She added: “If they’d not have told me about the Freedom Project I probably wouldn’t have left and I would still be in that situation. I’ve had Mia since she was a puppy and people don’t understand how it is when you’ve been apart for so long. I knew that she had been looked after and as soon as we were reunited she was so easy going and fell straight back into family life with us.”
The figures released by the Dog’s Trust also show that 95 per cent of professionals polled said that some victims will not leave their homes without knowing their pet is safe.
The Dogs Trust's Freedom Project, launched in 2004 and introduced in Yorkshire in 2005, means owners can stay in refuges without worrying about their pets.

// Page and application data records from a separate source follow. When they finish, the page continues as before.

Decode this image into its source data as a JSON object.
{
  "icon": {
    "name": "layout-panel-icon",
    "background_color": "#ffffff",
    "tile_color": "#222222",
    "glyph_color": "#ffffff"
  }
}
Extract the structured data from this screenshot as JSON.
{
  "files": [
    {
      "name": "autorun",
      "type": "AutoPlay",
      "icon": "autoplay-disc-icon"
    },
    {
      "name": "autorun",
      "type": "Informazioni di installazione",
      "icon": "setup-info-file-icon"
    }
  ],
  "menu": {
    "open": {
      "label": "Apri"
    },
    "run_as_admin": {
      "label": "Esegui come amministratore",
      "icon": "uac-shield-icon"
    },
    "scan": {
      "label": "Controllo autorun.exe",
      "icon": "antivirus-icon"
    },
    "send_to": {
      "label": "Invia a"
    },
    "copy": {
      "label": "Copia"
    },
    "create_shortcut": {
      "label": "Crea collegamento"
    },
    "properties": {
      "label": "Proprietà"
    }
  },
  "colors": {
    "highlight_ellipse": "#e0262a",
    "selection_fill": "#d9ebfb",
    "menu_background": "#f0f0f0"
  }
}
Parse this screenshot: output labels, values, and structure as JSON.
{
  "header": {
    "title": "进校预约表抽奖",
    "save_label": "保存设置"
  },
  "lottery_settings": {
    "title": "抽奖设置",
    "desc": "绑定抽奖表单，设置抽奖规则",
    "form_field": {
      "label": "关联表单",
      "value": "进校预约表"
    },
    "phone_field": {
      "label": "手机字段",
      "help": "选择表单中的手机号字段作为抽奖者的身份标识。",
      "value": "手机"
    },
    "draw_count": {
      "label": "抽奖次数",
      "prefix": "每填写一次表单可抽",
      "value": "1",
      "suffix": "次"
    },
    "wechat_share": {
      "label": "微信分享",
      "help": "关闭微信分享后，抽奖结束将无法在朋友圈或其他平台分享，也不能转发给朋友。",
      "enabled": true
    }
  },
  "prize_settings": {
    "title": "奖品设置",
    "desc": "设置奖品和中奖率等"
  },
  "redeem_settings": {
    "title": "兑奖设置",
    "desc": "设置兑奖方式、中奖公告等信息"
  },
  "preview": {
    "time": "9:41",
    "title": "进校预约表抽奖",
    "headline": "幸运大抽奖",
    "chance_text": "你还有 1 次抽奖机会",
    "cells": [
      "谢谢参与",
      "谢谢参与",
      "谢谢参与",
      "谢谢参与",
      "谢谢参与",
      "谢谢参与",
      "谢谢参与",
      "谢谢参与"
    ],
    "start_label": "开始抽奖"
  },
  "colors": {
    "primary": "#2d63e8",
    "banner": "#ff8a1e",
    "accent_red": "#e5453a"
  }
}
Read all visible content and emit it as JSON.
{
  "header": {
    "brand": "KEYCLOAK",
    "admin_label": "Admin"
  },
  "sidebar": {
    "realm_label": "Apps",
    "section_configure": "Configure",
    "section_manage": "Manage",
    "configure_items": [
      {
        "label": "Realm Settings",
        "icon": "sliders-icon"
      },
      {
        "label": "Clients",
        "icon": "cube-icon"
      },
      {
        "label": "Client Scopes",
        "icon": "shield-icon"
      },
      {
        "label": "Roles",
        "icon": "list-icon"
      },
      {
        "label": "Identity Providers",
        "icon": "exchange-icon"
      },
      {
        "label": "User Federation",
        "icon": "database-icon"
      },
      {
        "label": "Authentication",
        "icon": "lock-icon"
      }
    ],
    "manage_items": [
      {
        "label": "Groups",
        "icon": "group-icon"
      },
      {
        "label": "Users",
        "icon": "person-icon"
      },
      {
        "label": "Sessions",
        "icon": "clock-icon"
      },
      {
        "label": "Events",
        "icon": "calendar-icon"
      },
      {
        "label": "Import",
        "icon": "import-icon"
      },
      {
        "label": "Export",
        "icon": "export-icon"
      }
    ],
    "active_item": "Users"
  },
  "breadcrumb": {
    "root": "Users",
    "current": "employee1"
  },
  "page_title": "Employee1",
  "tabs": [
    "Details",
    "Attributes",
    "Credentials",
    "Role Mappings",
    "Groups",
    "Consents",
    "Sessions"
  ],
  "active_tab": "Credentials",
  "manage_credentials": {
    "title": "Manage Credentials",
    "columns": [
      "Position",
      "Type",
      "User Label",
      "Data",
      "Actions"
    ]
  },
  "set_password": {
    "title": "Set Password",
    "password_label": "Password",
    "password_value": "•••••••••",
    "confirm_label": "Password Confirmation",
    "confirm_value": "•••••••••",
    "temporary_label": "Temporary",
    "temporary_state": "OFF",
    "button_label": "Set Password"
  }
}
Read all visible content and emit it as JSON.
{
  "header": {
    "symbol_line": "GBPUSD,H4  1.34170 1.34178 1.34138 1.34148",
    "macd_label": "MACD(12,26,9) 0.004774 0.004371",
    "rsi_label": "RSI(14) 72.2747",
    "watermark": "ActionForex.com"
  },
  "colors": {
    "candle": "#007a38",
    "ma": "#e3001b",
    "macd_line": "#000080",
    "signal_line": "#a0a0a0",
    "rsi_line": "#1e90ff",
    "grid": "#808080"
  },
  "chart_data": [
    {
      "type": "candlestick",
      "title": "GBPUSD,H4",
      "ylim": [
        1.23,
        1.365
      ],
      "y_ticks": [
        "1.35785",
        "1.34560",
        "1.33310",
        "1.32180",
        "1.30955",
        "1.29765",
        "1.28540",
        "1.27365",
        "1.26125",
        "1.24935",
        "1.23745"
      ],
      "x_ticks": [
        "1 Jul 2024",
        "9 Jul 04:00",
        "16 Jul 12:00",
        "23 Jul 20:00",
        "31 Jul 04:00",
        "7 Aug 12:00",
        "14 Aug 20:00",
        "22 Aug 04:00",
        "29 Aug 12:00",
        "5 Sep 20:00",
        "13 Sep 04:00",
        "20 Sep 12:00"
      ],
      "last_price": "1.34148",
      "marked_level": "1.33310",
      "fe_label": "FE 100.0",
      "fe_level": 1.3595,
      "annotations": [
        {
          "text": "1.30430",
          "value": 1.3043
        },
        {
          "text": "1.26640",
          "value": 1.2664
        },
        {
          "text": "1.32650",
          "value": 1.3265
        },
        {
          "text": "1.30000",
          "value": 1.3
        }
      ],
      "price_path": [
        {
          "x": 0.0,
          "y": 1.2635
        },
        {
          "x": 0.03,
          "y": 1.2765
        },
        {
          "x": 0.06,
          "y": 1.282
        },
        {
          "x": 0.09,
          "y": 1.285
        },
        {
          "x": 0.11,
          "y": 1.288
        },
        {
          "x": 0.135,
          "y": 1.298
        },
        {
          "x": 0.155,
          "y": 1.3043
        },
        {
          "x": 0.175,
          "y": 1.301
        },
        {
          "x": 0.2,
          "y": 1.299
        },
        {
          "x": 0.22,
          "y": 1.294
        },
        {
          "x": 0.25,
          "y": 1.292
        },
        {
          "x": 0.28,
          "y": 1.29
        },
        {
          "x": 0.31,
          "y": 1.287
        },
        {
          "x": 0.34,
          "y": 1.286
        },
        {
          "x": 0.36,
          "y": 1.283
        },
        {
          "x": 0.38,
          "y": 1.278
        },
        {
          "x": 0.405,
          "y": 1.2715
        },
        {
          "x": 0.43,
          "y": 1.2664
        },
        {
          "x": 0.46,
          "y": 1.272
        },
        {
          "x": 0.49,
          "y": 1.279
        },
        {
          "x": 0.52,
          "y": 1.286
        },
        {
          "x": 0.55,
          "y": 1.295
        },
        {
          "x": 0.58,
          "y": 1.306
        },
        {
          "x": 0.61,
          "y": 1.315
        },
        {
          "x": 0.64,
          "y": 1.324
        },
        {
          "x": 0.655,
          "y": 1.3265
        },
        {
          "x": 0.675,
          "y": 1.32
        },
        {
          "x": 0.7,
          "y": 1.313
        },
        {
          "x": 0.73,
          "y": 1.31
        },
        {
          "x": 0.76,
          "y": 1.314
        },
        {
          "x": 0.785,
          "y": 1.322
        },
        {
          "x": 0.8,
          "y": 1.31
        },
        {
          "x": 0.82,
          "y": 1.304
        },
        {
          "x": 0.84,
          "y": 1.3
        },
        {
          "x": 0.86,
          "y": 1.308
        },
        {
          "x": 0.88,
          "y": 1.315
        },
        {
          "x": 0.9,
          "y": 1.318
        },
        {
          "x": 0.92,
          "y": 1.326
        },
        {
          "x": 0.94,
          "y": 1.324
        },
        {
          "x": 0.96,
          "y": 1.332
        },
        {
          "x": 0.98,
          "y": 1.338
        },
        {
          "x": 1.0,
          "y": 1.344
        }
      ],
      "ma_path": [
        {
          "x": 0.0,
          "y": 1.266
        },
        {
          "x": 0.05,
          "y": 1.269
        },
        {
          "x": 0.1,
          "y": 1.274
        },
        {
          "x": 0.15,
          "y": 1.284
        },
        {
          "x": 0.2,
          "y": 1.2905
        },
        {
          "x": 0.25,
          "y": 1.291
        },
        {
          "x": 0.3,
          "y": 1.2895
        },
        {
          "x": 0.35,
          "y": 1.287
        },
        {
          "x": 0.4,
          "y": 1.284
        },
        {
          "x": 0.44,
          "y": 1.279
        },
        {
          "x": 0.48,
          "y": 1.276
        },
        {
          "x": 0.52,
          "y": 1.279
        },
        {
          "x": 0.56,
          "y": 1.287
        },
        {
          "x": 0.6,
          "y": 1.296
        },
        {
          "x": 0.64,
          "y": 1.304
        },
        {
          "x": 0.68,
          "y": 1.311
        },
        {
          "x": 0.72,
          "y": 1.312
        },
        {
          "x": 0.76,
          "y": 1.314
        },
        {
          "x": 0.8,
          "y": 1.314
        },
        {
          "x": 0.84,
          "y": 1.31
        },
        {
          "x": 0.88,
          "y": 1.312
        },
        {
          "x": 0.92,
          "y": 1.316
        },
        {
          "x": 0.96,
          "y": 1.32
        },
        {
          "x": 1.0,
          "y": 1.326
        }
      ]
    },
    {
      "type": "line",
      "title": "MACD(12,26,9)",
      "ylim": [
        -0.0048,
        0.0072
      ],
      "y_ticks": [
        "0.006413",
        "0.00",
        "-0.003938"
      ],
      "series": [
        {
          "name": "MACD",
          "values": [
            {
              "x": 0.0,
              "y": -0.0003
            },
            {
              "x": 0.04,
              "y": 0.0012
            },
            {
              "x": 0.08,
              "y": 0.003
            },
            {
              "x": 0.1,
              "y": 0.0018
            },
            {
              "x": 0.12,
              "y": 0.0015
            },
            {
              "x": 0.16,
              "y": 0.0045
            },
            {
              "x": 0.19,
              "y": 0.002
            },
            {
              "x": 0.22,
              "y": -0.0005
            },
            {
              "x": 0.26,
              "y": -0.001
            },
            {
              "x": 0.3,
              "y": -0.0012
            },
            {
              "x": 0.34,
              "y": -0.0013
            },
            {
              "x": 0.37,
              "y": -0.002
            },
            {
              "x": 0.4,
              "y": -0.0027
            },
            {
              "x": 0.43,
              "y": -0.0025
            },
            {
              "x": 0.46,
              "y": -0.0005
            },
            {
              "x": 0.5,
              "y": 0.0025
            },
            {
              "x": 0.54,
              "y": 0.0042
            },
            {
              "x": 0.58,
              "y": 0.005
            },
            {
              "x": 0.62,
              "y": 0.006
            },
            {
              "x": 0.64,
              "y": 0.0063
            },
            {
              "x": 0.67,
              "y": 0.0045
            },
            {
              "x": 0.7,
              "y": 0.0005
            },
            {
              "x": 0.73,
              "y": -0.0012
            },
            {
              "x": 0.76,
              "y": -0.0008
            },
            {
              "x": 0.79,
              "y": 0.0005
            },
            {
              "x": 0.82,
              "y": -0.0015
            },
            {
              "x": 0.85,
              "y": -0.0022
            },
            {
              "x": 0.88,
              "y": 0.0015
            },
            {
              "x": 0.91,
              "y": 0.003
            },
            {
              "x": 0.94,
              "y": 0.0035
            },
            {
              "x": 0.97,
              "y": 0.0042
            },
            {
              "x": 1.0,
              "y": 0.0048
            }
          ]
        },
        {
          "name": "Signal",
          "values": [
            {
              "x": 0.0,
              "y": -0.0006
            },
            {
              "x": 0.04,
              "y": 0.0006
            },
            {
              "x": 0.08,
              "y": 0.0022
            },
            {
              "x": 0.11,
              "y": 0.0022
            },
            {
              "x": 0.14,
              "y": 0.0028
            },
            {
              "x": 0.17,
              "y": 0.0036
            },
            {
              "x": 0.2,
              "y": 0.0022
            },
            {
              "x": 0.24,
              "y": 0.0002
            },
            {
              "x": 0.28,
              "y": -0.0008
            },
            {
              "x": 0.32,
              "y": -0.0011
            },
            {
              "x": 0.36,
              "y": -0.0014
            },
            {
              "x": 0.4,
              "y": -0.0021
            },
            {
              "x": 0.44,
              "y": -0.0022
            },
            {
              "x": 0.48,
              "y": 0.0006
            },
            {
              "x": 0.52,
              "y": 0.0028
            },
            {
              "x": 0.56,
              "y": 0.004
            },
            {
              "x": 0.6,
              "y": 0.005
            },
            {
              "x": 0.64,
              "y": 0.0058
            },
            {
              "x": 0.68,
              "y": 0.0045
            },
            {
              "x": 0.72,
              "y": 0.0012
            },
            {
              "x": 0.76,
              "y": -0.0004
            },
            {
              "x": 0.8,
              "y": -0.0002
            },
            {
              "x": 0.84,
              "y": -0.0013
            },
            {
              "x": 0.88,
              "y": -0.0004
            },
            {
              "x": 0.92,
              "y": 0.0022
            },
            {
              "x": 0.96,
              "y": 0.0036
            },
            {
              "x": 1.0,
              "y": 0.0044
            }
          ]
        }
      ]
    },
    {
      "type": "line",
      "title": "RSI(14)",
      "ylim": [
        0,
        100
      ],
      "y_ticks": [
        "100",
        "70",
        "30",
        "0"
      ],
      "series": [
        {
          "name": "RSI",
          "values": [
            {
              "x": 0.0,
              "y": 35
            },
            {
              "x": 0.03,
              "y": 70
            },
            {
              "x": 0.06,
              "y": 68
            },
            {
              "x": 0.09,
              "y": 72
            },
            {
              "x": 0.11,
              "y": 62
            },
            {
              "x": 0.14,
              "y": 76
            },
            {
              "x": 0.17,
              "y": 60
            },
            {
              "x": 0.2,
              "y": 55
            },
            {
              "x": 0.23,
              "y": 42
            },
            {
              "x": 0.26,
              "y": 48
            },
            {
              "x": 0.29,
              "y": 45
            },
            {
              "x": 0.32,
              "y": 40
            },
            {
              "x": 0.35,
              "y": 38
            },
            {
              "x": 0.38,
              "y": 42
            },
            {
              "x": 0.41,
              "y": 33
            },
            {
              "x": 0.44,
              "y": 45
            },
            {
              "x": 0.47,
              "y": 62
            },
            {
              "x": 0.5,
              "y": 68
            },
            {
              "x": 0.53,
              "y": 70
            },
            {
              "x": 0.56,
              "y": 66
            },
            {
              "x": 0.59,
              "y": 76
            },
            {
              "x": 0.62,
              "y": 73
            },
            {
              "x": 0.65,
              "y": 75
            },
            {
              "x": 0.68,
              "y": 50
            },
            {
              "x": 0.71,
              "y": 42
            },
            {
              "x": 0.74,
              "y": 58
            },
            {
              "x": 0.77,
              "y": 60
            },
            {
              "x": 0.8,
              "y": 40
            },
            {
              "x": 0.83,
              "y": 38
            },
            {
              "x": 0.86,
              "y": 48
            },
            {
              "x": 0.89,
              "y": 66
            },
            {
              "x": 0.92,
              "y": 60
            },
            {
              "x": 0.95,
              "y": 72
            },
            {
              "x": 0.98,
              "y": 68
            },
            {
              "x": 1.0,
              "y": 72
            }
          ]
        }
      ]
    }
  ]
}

Some 1,418 dogs and 1,083 people have been helped by the service, which runs across the whole of Scotland and in 29 counties across England, the charity said.
In the last year alone, the number of dogs fostered through the Freedom Project in Yorkshire has seen a 54 per cent increase from 24 between January and July 2018, compared to 37 in the same period this year.
Sarah Hill, chief executive of Yorkshire domestic abuse charity, IDAS, which works alongside Dogs Trust, said: “Everyone with pets considers them part of the family and to leave them behind, even to escape abuse, is incredibly difficult.
“The Dogs Trust Freedom Project provides a great service and when they know that their dog will be looked after, families can take that vital step to safety in a refuge and can start rebuilding their lives free from violence.”
Sarah Brown, Dogs Trust Freedom Project coordinator for Yorkshire said: “Alongside suffering physical abuse, we know that dogs are also often used by perpetrators as a means to coerce and control their partners. This is incredibly frightening for survivors and can range from perpetrators stopping their partner from accessing vet care for their dogs or spending money on dog food, through to repeatedly threatening to harm, kill or ‘get rid’ of their dogs. As many refuges are unable to accept pets, survivors are understandably concerned about their dog’s safety when they need to escape.
“We urgently need more foster carers in Yorkshire so that we can continue this life-saving work.”